Surprisingly good for music, Immersive Spatial Audio is ideal for movies and television shows. Given that it is also ideal for podcasts, why do so few podcasters utilize it? One is that it's difficult to make, so one company has made a box that can record podcasts in three-dimensional sound. "Spatial audio is the ultimate upgrade to a podcast. It's like switching from regular television to 4K; it's just a whole new way to listen. Lifewire received an email from digital media and entertainment specialist Cameron Sunkel, who stated, "I think once people hear it, they'll be hesitant about going back to regular old stereo audio again."

Effects on the Space:

After using spatial audio to listen to music for a few months, I am convinced that it is more than just a gimmick. Spatial Audio on the MacBook Pro lets movies and music fill the space around you. It's not just about putting a jazz trio's instruments on a virtual stage in front of you or making car sirens sound behind you. That is the case, but Spatial Audio simply enhances the enveloping quality of the sound. Instead of sounding like it's coming from speakers, the audio seems to be in the room. It's more of a way to make the sound sound more natural rather than a crazy 3D trick. [caption id="attachment_84739" align="aligncenter" width="960"]Getty Getty[/caption] The result is different when using headphones that are compatible, like the AirPods Pro and Max. The Spatial Audio 3D space is incredible if you make use of Apple's fancy feature that uses your iPhone's front depth camera to scan the shape of your ears.

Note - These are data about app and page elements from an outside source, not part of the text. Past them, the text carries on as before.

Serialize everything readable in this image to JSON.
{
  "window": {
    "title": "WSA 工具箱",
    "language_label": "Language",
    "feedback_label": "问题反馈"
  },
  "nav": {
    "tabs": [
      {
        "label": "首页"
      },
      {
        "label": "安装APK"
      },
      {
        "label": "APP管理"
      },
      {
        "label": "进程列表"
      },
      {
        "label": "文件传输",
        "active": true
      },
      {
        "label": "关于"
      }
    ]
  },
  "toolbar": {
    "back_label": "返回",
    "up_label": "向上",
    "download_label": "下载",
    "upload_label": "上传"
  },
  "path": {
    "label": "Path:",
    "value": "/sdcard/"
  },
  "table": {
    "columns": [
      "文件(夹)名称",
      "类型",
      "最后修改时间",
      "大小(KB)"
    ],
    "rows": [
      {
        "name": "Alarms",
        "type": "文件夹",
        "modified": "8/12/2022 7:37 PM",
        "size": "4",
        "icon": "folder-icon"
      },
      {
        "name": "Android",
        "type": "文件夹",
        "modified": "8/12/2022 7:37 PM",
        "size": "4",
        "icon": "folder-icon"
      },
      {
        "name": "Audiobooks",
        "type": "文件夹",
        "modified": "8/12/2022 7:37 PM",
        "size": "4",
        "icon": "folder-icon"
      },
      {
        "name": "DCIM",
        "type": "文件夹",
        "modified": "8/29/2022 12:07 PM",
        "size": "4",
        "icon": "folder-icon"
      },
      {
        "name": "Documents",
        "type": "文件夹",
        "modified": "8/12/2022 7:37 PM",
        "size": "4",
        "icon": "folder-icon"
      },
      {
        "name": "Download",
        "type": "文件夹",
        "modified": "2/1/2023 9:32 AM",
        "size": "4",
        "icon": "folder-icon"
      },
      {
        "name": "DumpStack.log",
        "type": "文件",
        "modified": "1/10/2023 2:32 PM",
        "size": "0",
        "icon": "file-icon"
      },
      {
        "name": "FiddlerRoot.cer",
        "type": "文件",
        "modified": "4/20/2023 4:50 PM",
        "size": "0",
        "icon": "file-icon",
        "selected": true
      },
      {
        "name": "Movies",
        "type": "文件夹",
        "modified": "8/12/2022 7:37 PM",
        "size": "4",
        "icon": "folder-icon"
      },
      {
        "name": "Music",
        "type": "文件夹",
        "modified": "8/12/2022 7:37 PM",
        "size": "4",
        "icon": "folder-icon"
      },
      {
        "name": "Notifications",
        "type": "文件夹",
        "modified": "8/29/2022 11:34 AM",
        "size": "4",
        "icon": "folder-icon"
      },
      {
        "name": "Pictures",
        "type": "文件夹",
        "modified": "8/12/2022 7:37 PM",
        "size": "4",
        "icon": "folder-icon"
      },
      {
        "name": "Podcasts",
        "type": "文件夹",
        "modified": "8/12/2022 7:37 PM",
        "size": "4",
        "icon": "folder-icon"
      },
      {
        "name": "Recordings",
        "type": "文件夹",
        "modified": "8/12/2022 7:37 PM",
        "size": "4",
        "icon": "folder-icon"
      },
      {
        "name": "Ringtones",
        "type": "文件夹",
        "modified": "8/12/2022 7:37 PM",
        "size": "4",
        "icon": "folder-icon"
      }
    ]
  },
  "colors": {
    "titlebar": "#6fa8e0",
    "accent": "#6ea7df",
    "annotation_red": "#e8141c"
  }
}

It is therefore suitable for podcast listening. You can arrange the speakers around you rather than placing them all in the same central area on top of each other. By making it more like listening to people in a room and using spatial cues to help differentiate the speakers, this could subtly reduce listening fatigue. If the podcast hosts have voices that are similar, it is even more useful.

Vocal Opinion:

The majority of podcasts you listen to probably have mono audio. High-quality, fancy podcasts, as well as music-related podcasts, frequently come in stereo. Mono has been the standard for basic podcasts with a few people speaking. A mono podcast is half the size of a stereo podcast, in part because it is just talking. It is significant to reduce bandwidth costs by half if you have a popular show. Over cellular, Mono is also smaller and downloads to your phone faster. That no longer matters as much, however, given the speed of 4G and 5G connections. Separating those voices also has enormous advantages. [caption id="attachment_84740" align="aligncenter" width="1600"]tascam tascam[/caption] According to Voices' 2023 Annual Trends Report, high-quality audio is necessary for an engaging experience; Listeners want audio of a high quality and, most importantly, real, genuine emotional connections with the voices and podcast hosts of their audio experiences. "David Ciccarelli, CEO and co-founder of Voices, a network for voice actors, told Lifewire via email that Spatial Audio is one component that will contribute to this sense of connection and relatability to the entire experience." Voices is a network for voice actors. If a podcast is in stereo, your iPhone can already create a fake 3D effect, but the best way to mix audio is with Spatial Audio in mind. Using a specially designed device like the Nomono Sound Capsule, which has wireless microphones and a recording unit and can capture spatial audio right there, is one way to accomplish this. However, no special gear is required. In addition, it is essential to keep in mind that although Spatial Audio is exclusive to Apple, the 3D audio files are generated behind the scenes using Dolby Atmos. Your podcast will play on Apple devices and any other device that can read those files if you create it in Atmos. If that is not the case, the listener can simply listen in stereo. Editing your podcast in Apple's Logic Pro, which many podcasters already use, is one way to create Spatial Audio. The recordings from each participant can be moved around in a virtual 3D space that looks like a cube on the screen.

By Jozeph P

Journalism explorer, tech Enthusiast. Love to read and write.


The much-awaited Galaxy M15 5G from Samsung has fi...


The Pixel Watch 3, which is expected to be a major...


The Google Pixel phone may soon prove to be a life...


Figure AI, a rising star in the robotics industry,...


Are you considering upgrading to the AI-powered Ga...


Anker's Eufy brand has just announced a game chang...